Carcinomas formed in the lining of the gastrointestinal (GI) tract are best treated surgically combined with adjuvant therapy. However, if the bulk of malignant cells cannot be surgically removed, e.g. in a metastatic setting, therapy alone has a limited ability to cure patients. It appears that, below toxic levels, chemotherapeutics, radiation and targeted therapy all have an insufficient efficacy to eradicate malignant cells, such that an initial positive response to (first line) therapy is frequently followed by tumor relapse by the outgrowth of a small fraction of resistant cells. In particular for targeted therapy, the strong heterogenic response of cells to treatment points to an underlying cause of a molecular heterogeneity in the population of malignant cells within a malignancy.

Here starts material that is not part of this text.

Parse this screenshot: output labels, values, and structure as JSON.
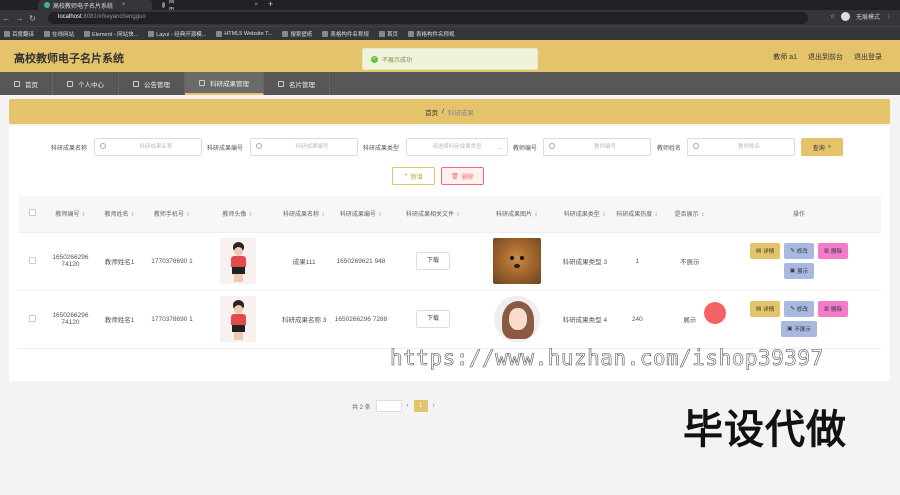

In this project we will study how intra-tumor heterogeneity arises during the transformation of healthy tissue into a malignancy using mathematical modeling. We will develop stochastic models to study the growth mode of solid malignancies. The evolutionary process of competing cells (or “clones”) determines the amount of molecular heterogeneity within a malignancy. Our models will predict whether competition between clones is neutral or dominated by a small fraction of fit clones. In close collaboration with wet-lab experimentalist, we will apply model predictions to quantitative experimental data to arrive at a better understanding of the molecular heterogeneity in tumors. The ultimate goals here are to unravel the evolutionary processes underlying oncogenic development and understand how resistance to therapy arises.